• TASK PROMPT: From the entries that follow, report every line in which "title" occurs.

<<<<

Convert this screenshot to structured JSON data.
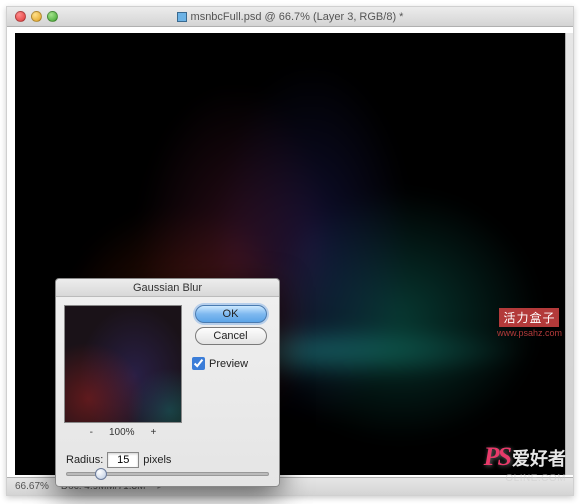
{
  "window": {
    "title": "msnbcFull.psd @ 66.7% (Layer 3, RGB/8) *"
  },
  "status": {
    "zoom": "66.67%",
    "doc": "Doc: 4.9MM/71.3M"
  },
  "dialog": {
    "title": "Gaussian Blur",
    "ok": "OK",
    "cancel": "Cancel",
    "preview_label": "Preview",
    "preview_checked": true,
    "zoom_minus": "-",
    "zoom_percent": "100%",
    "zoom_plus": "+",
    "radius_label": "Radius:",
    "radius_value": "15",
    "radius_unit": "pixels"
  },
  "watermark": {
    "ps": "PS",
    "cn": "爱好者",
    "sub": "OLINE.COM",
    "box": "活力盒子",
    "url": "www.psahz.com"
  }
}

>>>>
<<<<

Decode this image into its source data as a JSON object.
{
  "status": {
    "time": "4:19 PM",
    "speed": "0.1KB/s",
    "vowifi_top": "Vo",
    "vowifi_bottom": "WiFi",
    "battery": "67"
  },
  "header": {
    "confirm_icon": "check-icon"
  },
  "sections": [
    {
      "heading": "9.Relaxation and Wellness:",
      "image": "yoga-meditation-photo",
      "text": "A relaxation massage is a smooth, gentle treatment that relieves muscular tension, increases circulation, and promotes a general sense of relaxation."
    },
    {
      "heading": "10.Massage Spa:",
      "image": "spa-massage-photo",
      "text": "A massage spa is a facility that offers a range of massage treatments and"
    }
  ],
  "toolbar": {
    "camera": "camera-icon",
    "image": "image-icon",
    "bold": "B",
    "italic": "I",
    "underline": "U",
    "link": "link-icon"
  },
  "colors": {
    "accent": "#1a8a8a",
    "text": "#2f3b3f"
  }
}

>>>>
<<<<

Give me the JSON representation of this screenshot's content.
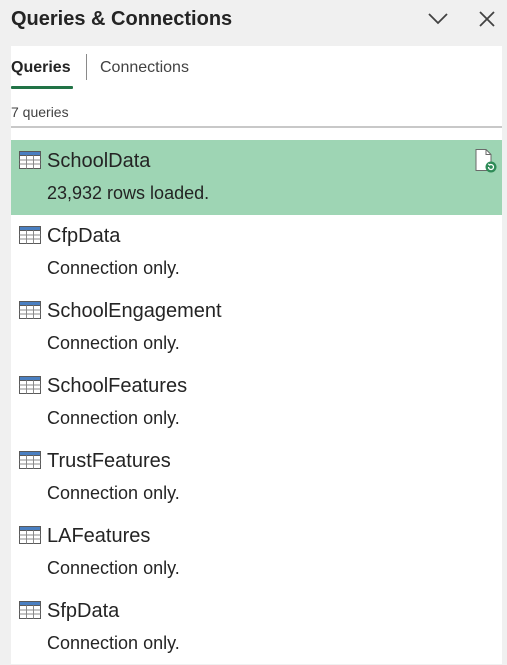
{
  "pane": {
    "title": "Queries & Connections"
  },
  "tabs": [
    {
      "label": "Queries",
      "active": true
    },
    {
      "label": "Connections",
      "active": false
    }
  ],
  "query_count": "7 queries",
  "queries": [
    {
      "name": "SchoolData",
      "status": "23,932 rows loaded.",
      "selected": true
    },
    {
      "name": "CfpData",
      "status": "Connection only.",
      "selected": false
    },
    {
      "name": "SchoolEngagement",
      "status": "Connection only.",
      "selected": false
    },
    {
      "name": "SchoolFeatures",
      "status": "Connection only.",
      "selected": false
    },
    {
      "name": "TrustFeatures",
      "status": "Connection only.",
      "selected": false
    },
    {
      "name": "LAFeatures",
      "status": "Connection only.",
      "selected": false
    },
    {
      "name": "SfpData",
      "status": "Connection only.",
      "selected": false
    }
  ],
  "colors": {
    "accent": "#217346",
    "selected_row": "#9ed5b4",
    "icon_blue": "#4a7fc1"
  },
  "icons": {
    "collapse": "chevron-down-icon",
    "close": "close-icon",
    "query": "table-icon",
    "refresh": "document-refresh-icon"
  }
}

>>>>

• PROBLEM SOLUTION:
    "title": "msnbcFull.psd @ 66.7% (Layer 3, RGB/8) *"
    "title": "Gaussian Blur",
    "title": "Queries & Connections"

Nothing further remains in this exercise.